The examples above display a beauty of JavaScript. In the last advanced case, we create a new constructor function called our_unshift, which becomes a new property of the Array prototype object. Now, any array can inherit this property, so this proves that ANY array is an object in Javascript, because it is just an instance of the our_unshift constructor function shown above… for, example, we can declare arrays and they will inherit a new proprerty of Array.prototype, var arr = new Array() or var arr = []; arr.our_unshift(1); var arr = [1,2,3]; arr.our_unshift(1); In both cases arrays ARE objects, which inherit a new property in this case. But, even if we don’t create this new prototype property, Javascript engine still assigns a prototype object to any declared array, which has a blank constructor function.


#3

Request: Arrays - Min to Front (Chapter 3): Given an array of comparable values, move the lowest element to array’s front, shifting backward any elements previously ahead of it. Do not otherwise change the array’s order. Given [4,2,1,3,5], change it to [1,4,2,3,5]. Do so without using built-in functions.


#4

ij
Here is my advanced algorithm for pushing a singular or duplicate minimum values to the front of an array… This method should be working for any case whether there is a singular minimum or multiple of them exist in an array. It should also work if an array already contains minimum(s) at the front.

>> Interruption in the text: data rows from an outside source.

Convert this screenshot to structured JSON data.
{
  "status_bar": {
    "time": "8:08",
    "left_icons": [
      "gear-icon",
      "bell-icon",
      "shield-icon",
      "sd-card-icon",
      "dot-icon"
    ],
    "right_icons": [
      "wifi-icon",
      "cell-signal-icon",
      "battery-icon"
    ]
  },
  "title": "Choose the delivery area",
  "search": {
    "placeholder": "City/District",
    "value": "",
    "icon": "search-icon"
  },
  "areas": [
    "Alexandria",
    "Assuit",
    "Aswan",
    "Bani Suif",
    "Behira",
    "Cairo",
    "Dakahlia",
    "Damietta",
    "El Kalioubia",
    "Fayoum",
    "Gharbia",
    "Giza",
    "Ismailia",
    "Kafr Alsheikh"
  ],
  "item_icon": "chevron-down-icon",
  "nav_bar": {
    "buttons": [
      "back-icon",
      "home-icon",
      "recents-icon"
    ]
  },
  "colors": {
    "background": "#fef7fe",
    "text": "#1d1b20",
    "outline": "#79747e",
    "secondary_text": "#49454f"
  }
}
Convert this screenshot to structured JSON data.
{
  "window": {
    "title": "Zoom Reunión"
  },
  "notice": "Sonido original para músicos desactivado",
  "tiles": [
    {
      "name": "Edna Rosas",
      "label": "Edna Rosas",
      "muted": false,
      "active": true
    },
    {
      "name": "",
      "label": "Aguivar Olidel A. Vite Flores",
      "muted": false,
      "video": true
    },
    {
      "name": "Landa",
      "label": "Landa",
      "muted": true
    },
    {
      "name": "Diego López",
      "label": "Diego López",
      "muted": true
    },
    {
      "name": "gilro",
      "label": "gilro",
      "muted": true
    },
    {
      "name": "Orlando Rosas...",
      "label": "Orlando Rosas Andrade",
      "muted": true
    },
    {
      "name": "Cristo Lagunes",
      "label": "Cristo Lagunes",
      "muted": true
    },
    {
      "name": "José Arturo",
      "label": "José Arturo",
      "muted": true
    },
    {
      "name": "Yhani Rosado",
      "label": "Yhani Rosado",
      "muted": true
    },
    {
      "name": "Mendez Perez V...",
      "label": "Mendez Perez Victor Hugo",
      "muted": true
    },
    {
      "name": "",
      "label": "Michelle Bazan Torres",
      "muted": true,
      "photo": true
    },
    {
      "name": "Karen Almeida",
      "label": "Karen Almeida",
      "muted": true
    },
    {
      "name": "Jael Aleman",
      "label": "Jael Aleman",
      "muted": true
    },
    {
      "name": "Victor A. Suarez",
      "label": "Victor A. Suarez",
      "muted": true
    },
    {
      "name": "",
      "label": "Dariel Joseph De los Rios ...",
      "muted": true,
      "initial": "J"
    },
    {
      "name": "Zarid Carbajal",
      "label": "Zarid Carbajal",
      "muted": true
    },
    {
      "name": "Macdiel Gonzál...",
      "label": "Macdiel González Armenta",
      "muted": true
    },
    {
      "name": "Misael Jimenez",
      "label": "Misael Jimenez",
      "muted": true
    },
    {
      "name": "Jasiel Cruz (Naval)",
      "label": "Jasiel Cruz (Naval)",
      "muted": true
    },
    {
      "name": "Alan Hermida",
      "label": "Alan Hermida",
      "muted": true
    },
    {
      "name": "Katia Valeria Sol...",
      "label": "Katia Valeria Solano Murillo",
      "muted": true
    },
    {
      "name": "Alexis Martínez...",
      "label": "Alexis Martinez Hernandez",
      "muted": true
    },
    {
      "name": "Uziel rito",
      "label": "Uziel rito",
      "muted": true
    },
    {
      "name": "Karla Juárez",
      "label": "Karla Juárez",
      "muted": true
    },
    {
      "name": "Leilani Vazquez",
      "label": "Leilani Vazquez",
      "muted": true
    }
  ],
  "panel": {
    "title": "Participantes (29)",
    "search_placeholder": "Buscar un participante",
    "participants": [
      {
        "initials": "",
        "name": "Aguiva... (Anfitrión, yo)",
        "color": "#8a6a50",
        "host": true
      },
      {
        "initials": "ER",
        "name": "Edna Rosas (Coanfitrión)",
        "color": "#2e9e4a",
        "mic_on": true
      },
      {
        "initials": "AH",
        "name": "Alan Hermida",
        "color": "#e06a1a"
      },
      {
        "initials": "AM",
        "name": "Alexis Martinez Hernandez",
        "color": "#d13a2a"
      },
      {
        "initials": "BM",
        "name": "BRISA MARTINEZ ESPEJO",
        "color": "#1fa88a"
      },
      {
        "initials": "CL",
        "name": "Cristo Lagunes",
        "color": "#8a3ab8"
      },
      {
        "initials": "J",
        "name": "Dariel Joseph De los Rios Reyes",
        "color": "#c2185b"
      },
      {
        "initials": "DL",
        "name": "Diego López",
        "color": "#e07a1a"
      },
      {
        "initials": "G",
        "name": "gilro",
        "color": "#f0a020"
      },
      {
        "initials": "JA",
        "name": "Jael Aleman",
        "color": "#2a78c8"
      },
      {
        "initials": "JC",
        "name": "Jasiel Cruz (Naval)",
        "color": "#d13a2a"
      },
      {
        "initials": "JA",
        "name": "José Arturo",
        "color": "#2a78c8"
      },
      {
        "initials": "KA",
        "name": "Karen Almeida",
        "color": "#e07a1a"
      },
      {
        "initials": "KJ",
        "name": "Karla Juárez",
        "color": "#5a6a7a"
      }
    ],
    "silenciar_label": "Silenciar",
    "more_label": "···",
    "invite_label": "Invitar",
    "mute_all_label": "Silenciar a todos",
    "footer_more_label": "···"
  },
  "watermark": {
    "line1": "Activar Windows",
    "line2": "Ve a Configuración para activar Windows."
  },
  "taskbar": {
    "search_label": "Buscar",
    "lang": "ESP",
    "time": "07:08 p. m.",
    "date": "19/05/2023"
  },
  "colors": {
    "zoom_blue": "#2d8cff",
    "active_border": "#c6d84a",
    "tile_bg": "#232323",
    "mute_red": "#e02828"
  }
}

Please, leave comments, suggestions if this algorithm can be improved.


// Advanced Algorithm for pushing minimum value to the front of the array...

    function PushFront(arr){
		if (!Array.isArray(arr)){
			throw Error;
		}
		if (arr.length <= 1){
			return arr;		
		}
		let min = arr[0];
		let idx = 0;		
		let found = false;
		
		
		//Find a singular or duplicate minimum value by looping thru an array...
		
		for (var i=0; i<arr.length; i++){
			if ((arr[i+1] <= min) && (arr[i] != arr[i+1])){
				min = arr[i+1];
				idx = i+1;				
				found = true;							
			}
		}

		//Push a singular or duplicate minimum value to the front of the array if found...
		if(found){
			for (var j=idx; j>0; j--){
				arr[j] = arr[j-1];			
			}
			arr[0] = min;
			//Recursive Search for any duplicate(s) of a minimum value if exists... 
			PushFront(arr);			
		}		
		return arr;		
	}    
	console.log(PushFront([0,0,0,0,4,5,0,6,1,8,0,0,0,0,-1]));